Not one poll shows Jeremy Corbyn with enough support to win a majority. However, if the polls are even slightly wrong, there are two other possibilities. If Boris Johnson can’t win a majority outright, he may find himself leading another minority government. If Johnson can’t win enough to support even a minority government, Jeremy Corbyn might just be desperate enough to become Prime Minister and derail Brexit that he would do a deal with the devil on the other side of Hadrian’s Wall.
Let’s analyse these three futures.
- Boris Wins a Majority
The Prime Minister has said on multiple occasions during the election campaign that his renegotiated withdrawal agreement has the support of both the European Union, and his party.
Every single one of his 635 candidates support his deal and have pledged to vote to pass it. That means the British people, after three and a half years, are given a form of Brexit, despite complaints from the Brexit Party that it isn’t the Brexit people voted for.
2. Boris Forms a Minority Government
The second most likely outcome, I would argue, is that Boris wins a plurality of the seats in Parliament but not enough to form a government. While less terrifying than Jeremy Corbyn being given the keys to No. 10, this outcome is the least decisive one and would result in years of political uncertainty. It would mean that Boris is unable to pass his withdrawal agreement in Parliament. Even if he went back to the European Union for further concessions to appease Labour and Liberal Democrat Remainers enough to get them to vote for it, it’s unlikely that the European Union would be willing to offer those concessions in the first place.
The most likely result of a minority Conservative government is a second referendum. Political deadlock would continue and Parliament would have no majority for any Brexit option other than another referendum. How that second referendum would pan out is another story entirely. Brexiteers might well support a referendum that allows the people to choose between Boris’s deal and a No Deal exit, but Remainers in Parliament would never let that happen.
Years more uncertainty would probably have a negative impact on the economy, too. Despite the Brexit deadline being extended twice and businesses left not knowing what to expect in the near future, the European Commission expects the UK economy to grow 1.3 percent this year. That’s down just 0.01 percent over last year, and in line with the average growth rate of the G7 economies.
We’ve been lucky so far, but who knows if we can take years more. Businesses need to know whether we’re leaving the EU, or not.
3. Corbyn Scrapes Together a Coalition
Corbyn started this election with no chance of winning a majority, and with his recent promise of borrowing more than £400 B ($689B CAD) and a series of disastrous interviews, his chances are even slimmer. But, that doesn’t mean he couldn’t scrape enough seats to form a coalition government with the Scottish separatists north of the border.
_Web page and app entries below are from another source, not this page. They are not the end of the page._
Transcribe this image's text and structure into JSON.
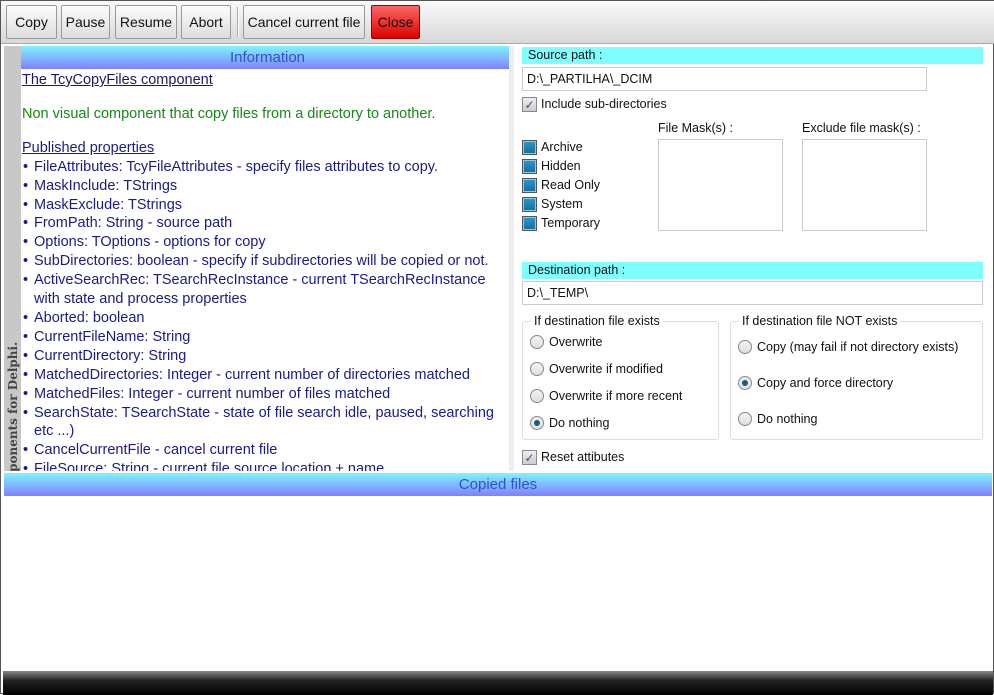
{
  "toolbar": {
    "buttons": [
      "Copy",
      "Pause",
      "Resume",
      "Abort",
      "Cancel current file",
      "Close"
    ]
  },
  "side_label": "Free TcyComponents for Delphi.",
  "info": {
    "header": "Information",
    "title": "The TcyCopyFiles component",
    "description": "Non visual component that copy files from a directory to another.",
    "published_header": "Published properties",
    "properties": [
      "FileAttributes: TcyFileAttributes - specify files attributes to copy.",
      "MaskInclude: TStrings",
      "MaskExclude: TStrings",
      "FromPath: String - source path",
      "Options: TOptions - options for copy",
      "SubDirectories: boolean - specify if subdirectories will be copied or not.",
      "ActiveSearchRec: TSearchRecInstance - current TSearchRecInstance with state and process properties",
      "Aborted: boolean",
      "CurrentFileName: String",
      "CurrentDirectory: String",
      "MatchedDirectories: Integer - current number of directories matched",
      "MatchedFiles: Integer  - current number of files matched",
      "SearchState: TSearchState - state of file search idle, paused, searching etc ...)",
      "CancelCurrentFile - cancel current file",
      "FileSource: String - current file source location + name"
    ]
  },
  "source": {
    "label": "Source path :",
    "value": "D:\\_PARTILHA\\_DCIM",
    "include_sub": "Include sub-directories",
    "attributes": [
      "Archive",
      "Hidden",
      "Read Only",
      "System",
      "Temporary"
    ],
    "file_mask_label": "File Mask(s) :",
    "exclude_mask_label": "Exclude file mask(s) :"
  },
  "destination": {
    "label": "Destination path :",
    "value": "D:\\_TEMP\\"
  },
  "exists_group": {
    "title": "If destination file exists",
    "options": [
      "Overwrite",
      "Overwrite if modified",
      "Overwrite if more recent",
      "Do nothing"
    ],
    "selected": 3
  },
  "not_exists_group": {
    "title": "If destination file NOT exists",
    "options": [
      "Copy (may fail if not directory exists)",
      "Copy and force directory",
      "Do nothing"
    ],
    "selected": 1
  },
  "reset_attributes": "Reset attibutes",
  "copied_header": "Copied files"
}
An Ipsos Mori poll suggests that the Conservatives could lose seven of their Scottish seats and the SNP gain 13, giving them 48 seats to prop up a Corbyn government. If the Liberal Democrats, who support the revocation of Article 50 and cancelling of Brexit, were desperate enough to stop Boris, they could realistically get in on the action too. Even if Lib Dem leader Jo Swinson has said she wouldn’t support Corbyn as Prime Minister.
In this scenario, the Labour Party would attempt to negotiate a new deal with the European Union and put the deal to the public in a second Brexit referendum within six months. In return for supporting the plan, the Scottish nationalists would likely be granted a second referendum on their independence from the United Kingdom. With most Scots having voted to stay in the EU, who knows whether the Scottish Unionists would win this time?
I am quietly confident that we don’t need to worry about scenario two or three, but then again, I was quietly confident that Theresa May was telling the truth when she said “no deal is better than a bad deal.”
Time will tell if the result of the 2016 Brexit referendum will finally be honoured.